### [Aim of the exercise]
Any pictures should be dropped; everything else in the records is to be returned exactly.

### [Dataset content]
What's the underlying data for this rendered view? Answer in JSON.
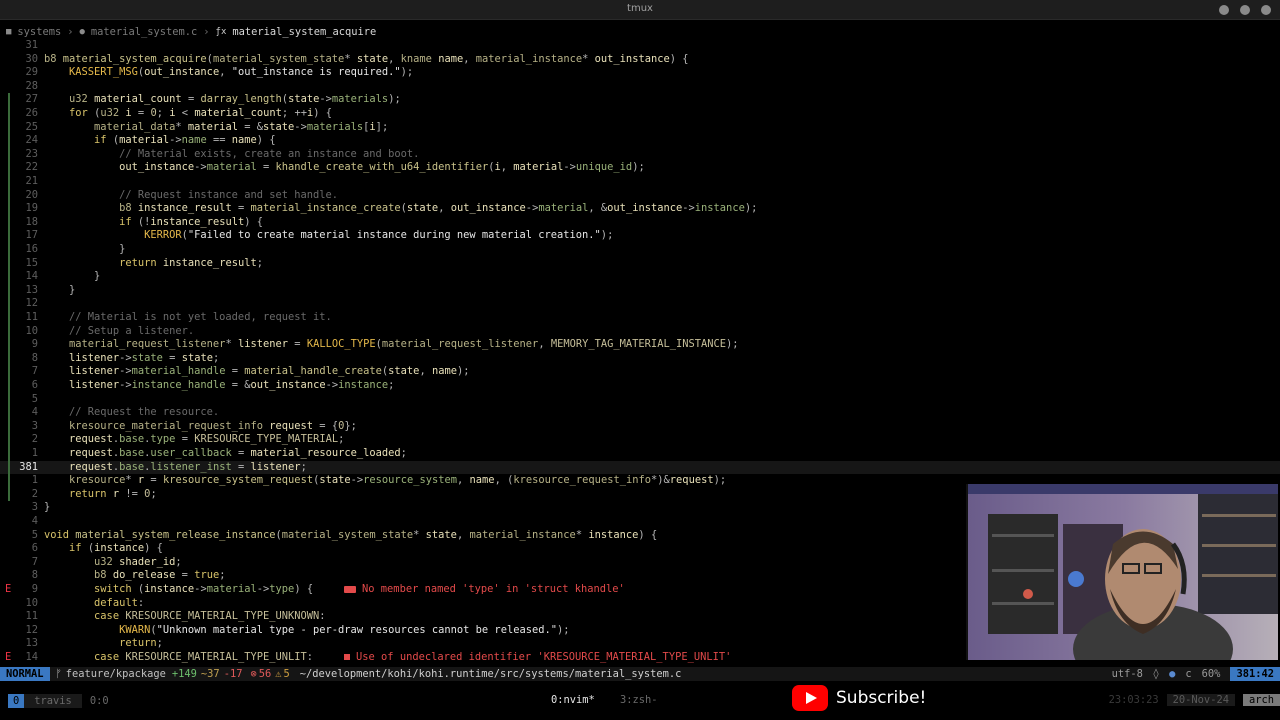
{
  "window": {
    "title": "tmux"
  },
  "breadcrumb": {
    "folder": "systems",
    "file": "material_system.c",
    "function": "material_system_acquire"
  },
  "editor": {
    "lines": [
      {
        "num": "31",
        "code": "",
        "git": false,
        "sign": ""
      },
      {
        "num": "30",
        "code": "b8 material_system_acquire(material_system_state* state, kname name, material_instance* out_instance) {",
        "git": false,
        "sign": ""
      },
      {
        "num": "29",
        "code": "    KASSERT_MSG(out_instance, \"out_instance is required.\");",
        "git": false,
        "sign": ""
      },
      {
        "num": "28",
        "code": "",
        "git": false,
        "sign": ""
      },
      {
        "num": "27",
        "code": "    u32 material_count = darray_length(state->materials);",
        "git": true,
        "sign": ""
      },
      {
        "num": "26",
        "code": "    for (u32 i = 0; i < material_count; ++i) {",
        "git": true,
        "sign": ""
      },
      {
        "num": "25",
        "code": "        material_data* material = &state->materials[i];",
        "git": true,
        "sign": ""
      },
      {
        "num": "24",
        "code": "        if (material->name == name) {",
        "git": true,
        "sign": ""
      },
      {
        "num": "23",
        "code": "            // Material exists, create an instance and boot.",
        "git": true,
        "sign": ""
      },
      {
        "num": "22",
        "code": "            out_instance->material = khandle_create_with_u64_identifier(i, material->unique_id);",
        "git": true,
        "sign": ""
      },
      {
        "num": "21",
        "code": "",
        "git": true,
        "sign": ""
      },
      {
        "num": "20",
        "code": "            // Request instance and set handle.",
        "git": true,
        "sign": ""
      },
      {
        "num": "19",
        "code": "            b8 instance_result = material_instance_create(state, out_instance->material, &out_instance->instance);",
        "git": true,
        "sign": ""
      },
      {
        "num": "18",
        "code": "            if (!instance_result) {",
        "git": true,
        "sign": ""
      },
      {
        "num": "17",
        "code": "                KERROR(\"Failed to create material instance during new material creation.\");",
        "git": true,
        "sign": ""
      },
      {
        "num": "16",
        "code": "            }",
        "git": true,
        "sign": ""
      },
      {
        "num": "15",
        "code": "            return instance_result;",
        "git": true,
        "sign": ""
      },
      {
        "num": "14",
        "code": "        }",
        "git": true,
        "sign": ""
      },
      {
        "num": "13",
        "code": "    }",
        "git": true,
        "sign": ""
      },
      {
        "num": "12",
        "code": "",
        "git": true,
        "sign": ""
      },
      {
        "num": "11",
        "code": "    // Material is not yet loaded, request it.",
        "git": true,
        "sign": ""
      },
      {
        "num": "10",
        "code": "    // Setup a listener.",
        "git": true,
        "sign": ""
      },
      {
        "num": "9",
        "code": "    material_request_listener* listener = KALLOC_TYPE(material_request_listener, MEMORY_TAG_MATERIAL_INSTANCE);",
        "git": true,
        "sign": ""
      },
      {
        "num": "8",
        "code": "    listener->state = state;",
        "git": true,
        "sign": ""
      },
      {
        "num": "7",
        "code": "    listener->material_handle = material_handle_create(state, name);",
        "git": true,
        "sign": ""
      },
      {
        "num": "6",
        "code": "    listener->instance_handle = &out_instance->instance;",
        "git": true,
        "sign": ""
      },
      {
        "num": "5",
        "code": "",
        "git": true,
        "sign": ""
      },
      {
        "num": "4",
        "code": "    // Request the resource.",
        "git": true,
        "sign": ""
      },
      {
        "num": "3",
        "code": "    kresource_material_request_info request = {0};",
        "git": true,
        "sign": ""
      },
      {
        "num": "2",
        "code": "    request.base.type = KRESOURCE_TYPE_MATERIAL;",
        "git": true,
        "sign": ""
      },
      {
        "num": "1",
        "code": "    request.base.user_callback = material_resource_loaded;",
        "git": true,
        "sign": ""
      },
      {
        "num": "381",
        "code": "    request.base.listener_inst = listener;",
        "git": true,
        "sign": "",
        "current": true
      },
      {
        "num": "1",
        "code": "    kresource* r = kresource_system_request(state->resource_system, name, (kresource_request_info*)&request);",
        "git": true,
        "sign": ""
      },
      {
        "num": "2",
        "code": "    return r != 0;",
        "git": true,
        "sign": ""
      },
      {
        "num": "3",
        "code": "}",
        "git": false,
        "sign": ""
      },
      {
        "num": "4",
        "code": "",
        "git": false,
        "sign": ""
      },
      {
        "num": "5",
        "code": "void material_system_release_instance(material_system_state* state, material_instance* instance) {",
        "git": false,
        "sign": ""
      },
      {
        "num": "6",
        "code": "    if (instance) {",
        "git": false,
        "sign": ""
      },
      {
        "num": "7",
        "code": "        u32 shader_id;",
        "git": false,
        "sign": ""
      },
      {
        "num": "8",
        "code": "        b8 do_release = true;",
        "git": false,
        "sign": ""
      },
      {
        "num": "9",
        "code": "        switch (instance->material->type) {",
        "git": false,
        "sign": "E",
        "diag": "No member named 'type' in 'struct khandle'",
        "diag_style": "box"
      },
      {
        "num": "10",
        "code": "        default:",
        "git": false,
        "sign": ""
      },
      {
        "num": "11",
        "code": "        case KRESOURCE_MATERIAL_TYPE_UNKNOWN:",
        "git": false,
        "sign": ""
      },
      {
        "num": "12",
        "code": "            KWARN(\"Unknown material type - per-draw resources cannot be released.\");",
        "git": false,
        "sign": ""
      },
      {
        "num": "13",
        "code": "            return;",
        "git": false,
        "sign": ""
      },
      {
        "num": "14",
        "code": "        case KRESOURCE_MATERIAL_TYPE_UNLIT:",
        "git": false,
        "sign": "E",
        "diag": "Use of undeclared identifier 'KRESOURCE_MATERIAL_TYPE_UNLIT'",
        "diag_style": "dot"
      }
    ]
  },
  "statusline": {
    "mode": "NORMAL",
    "branch_icon": "git-branch-icon",
    "branch": "feature/kpackage",
    "added": "+149",
    "modified": "~37",
    "removed": "-17",
    "errors": "56",
    "warnings": "5",
    "path": "~/development/kohi/kohi.runtime/src/systems/material_system.c",
    "encoding": "utf-8",
    "filetype": "c",
    "percent": "60%",
    "position": "381:42"
  },
  "tmux": {
    "session": "0",
    "host": "travis",
    "pane": "0:0",
    "window_active": "0:nvim*",
    "window_other": "3:zsh-",
    "time": "23:03:23",
    "date": "20-Nov-24",
    "os": "arch"
  },
  "overlay": {
    "subscribe": "Subscribe!"
  },
  "colors": {
    "mode_bg": "#3a78c2",
    "error": "#e34a4a",
    "subscribe_red": "#ff0000"
  }
}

### [Exercise solution]
What's the underlying data for this rendered view? Answer in JSON.
{
  "window": {
    "title": "tmux"
  },
  "breadcrumb": {
    "folder": "systems",
    "file": "material_system.c",
    "function": "material_system_acquire"
  },
  "editor": {
    "lines": [
      {
        "num": "31",
        "code": "",
        "git": false,
        "sign": ""
      },
      {
        "num": "30",
        "code": "b8 material_system_acquire(material_system_state* state, kname name, material_instance* out_instance) {",
        "git": false,
        "sign": ""
      },
      {
        "num": "29",
        "code": "    KASSERT_MSG(out_instance, \"out_instance is required.\");",
        "git": false,
        "sign": ""
      },
      {
        "num": "28",
        "code": "",
        "git": false,
        "sign": ""
      },
      {
        "num": "27",
        "code": "    u32 material_count = darray_length(state->materials);",
        "git": true,
        "sign": ""
      },
      {
        "num": "26",
        "code": "    for (u32 i = 0; i < material_count; ++i) {",
        "git": true,
        "sign": ""
      },
      {
        "num": "25",
        "code": "        material_data* material = &state->materials[i];",
        "git": true,
        "sign": ""
      },
      {
        "num": "24",
        "code": "        if (material->name == name) {",
        "git": true,
        "sign": ""
      },
      {
        "num": "23",
        "code": "            // Material exists, create an instance and boot.",
        "git": true,
        "sign": ""
      },
      {
        "num": "22",
        "code": "            out_instance->material = khandle_create_with_u64_identifier(i, material->unique_id);",
        "git": true,
        "sign": ""
      },
      {
        "num": "21",
        "code": "",
        "git": true,
        "sign": ""
      },
      {
        "num": "20",
        "code": "            // Request instance and set handle.",
        "git": true,
        "sign": ""
      },
      {
        "num": "19",
        "code": "            b8 instance_result = material_instance_create(state, out_instance->material, &out_instance->instance);",
        "git": true,
        "sign": ""
      },
      {
        "num": "18",
        "code": "            if (!instance_result) {",
        "git": true,
        "sign": ""
      },
      {
        "num": "17",
        "code": "                KERROR(\"Failed to create material instance during new material creation.\");",
        "git": true,
        "sign": ""
      },
      {
        "num": "16",
        "code": "            }",
        "git": true,
        "sign": ""
      },
      {
        "num": "15",
        "code": "            return instance_result;",
        "git": true,
        "sign": ""
      },
      {
        "num": "14",
        "code": "        }",
        "git": true,
        "sign": ""
      },
      {
        "num": "13",
        "code": "    }",
        "git": true,
        "sign": ""
      },
      {
        "num": "12",
        "code": "",
        "git": true,
        "sign": ""
      },
      {
        "num": "11",
        "code": "    // Material is not yet loaded, request it.",
        "git": true,
        "sign": ""
      },
      {
        "num": "10",
        "code": "    // Setup a listener.",
        "git": true,
        "sign": ""
      },
      {
        "num": "9",
        "code": "    material_request_listener* listener = KALLOC_TYPE(material_request_listener, MEMORY_TAG_MATERIAL_INSTANCE);",
        "git": true,
        "sign": ""
      },
      {
        "num": "8",
        "code": "    listener->state = state;",
        "git": true,
        "sign": ""
      },
      {
        "num": "7",
        "code": "    listener->material_handle = material_handle_create(state, name);",
        "git": true,
        "sign": ""
      },
      {
        "num": "6",
        "code": "    listener->instance_handle = &out_instance->instance;",
        "git": true,
        "sign": ""
      },
      {
        "num": "5",
        "code": "",
        "git": true,
        "sign": ""
      },
      {
        "num": "4",
        "code": "    // Request the resource.",
        "git": true,
        "sign": ""
      },
      {
        "num": "3",
        "code": "    kresource_material_request_info request = {0};",
        "git": true,
        "sign": ""
      },
      {
        "num": "2",
        "code": "    request.base.type = KRESOURCE_TYPE_MATERIAL;",
        "git": true,
        "sign": ""
      },
      {
        "num": "1",
        "code": "    request.base.user_callback = material_resource_loaded;",
        "git": true,
        "sign": ""
      },
      {
        "num": "381",
        "code": "    request.base.listener_inst = listener;",
        "git": true,
        "sign": "",
        "current": true
      },
      {
        "num": "1",
        "code": "    kresource* r = kresource_system_request(state->resource_system, name, (kresource_request_info*)&request);",
        "git": true,
        "sign": ""
      },
      {
        "num": "2",
        "code": "    return r != 0;",
        "git": true,
        "sign": ""
      },
      {
        "num": "3",
        "code": "}",
        "git": false,
        "sign": ""
      },
      {
        "num": "4",
        "code": "",
        "git": false,
        "sign": ""
      },
      {
        "num": "5",
        "code": "void material_system_release_instance(material_system_state* state, material_instance* instance) {",
        "git": false,
        "sign": ""
      },
      {
        "num": "6",
        "code": "    if (instance) {",
        "git": false,
        "sign": ""
      },
      {
        "num": "7",
        "code": "        u32 shader_id;",
        "git": false,
        "sign": ""
      },
      {
        "num": "8",
        "code": "        b8 do_release = true;",
        "git": false,
        "sign": ""
      },
      {
        "num": "9",
        "code": "        switch (instance->material->type) {",
        "git": false,
        "sign": "E",
        "diag": "No member named 'type' in 'struct khandle'",
        "diag_style": "box"
      },
      {
        "num": "10",
        "code": "        default:",
        "git": false,
        "sign": ""
      },
      {
        "num": "11",
        "code": "        case KRESOURCE_MATERIAL_TYPE_UNKNOWN:",
        "git": false,
        "sign": ""
      },
      {
        "num": "12",
        "code": "            KWARN(\"Unknown material type - per-draw resources cannot be released.\");",
        "git": false,
        "sign": ""
      },
      {
        "num": "13",
        "code": "            return;",
        "git": false,
        "sign": ""
      },
      {
        "num": "14",
        "code": "        case KRESOURCE_MATERIAL_TYPE_UNLIT:",
        "git": false,
        "sign": "E",
        "diag": "Use of undeclared identifier 'KRESOURCE_MATERIAL_TYPE_UNLIT'",
        "diag_style": "dot"
      }
    ]
  },
  "statusline": {
    "mode": "NORMAL",
    "branch_icon": "git-branch-icon",
    "branch": "feature/kpackage",
    "added": "+149",
    "modified": "~37",
    "removed": "-17",
    "errors": "56",
    "warnings": "5",
    "path": "~/development/kohi/kohi.runtime/src/systems/material_system.c",
    "encoding": "utf-8",
    "filetype": "c",
    "percent": "60%",
    "position": "381:42"
  },
  "tmux": {
    "session": "0",
    "host": "travis",
    "pane": "0:0",
    "window_active": "0:nvim*",
    "window_other": "3:zsh-",
    "time": "23:03:23",
    "date": "20-Nov-24",
    "os": "arch"
  },
  "overlay": {
    "subscribe": "Subscribe!"
  },
  "colors": {
    "mode_bg": "#3a78c2",
    "error": "#e34a4a",
    "subscribe_red": "#ff0000"
  }
}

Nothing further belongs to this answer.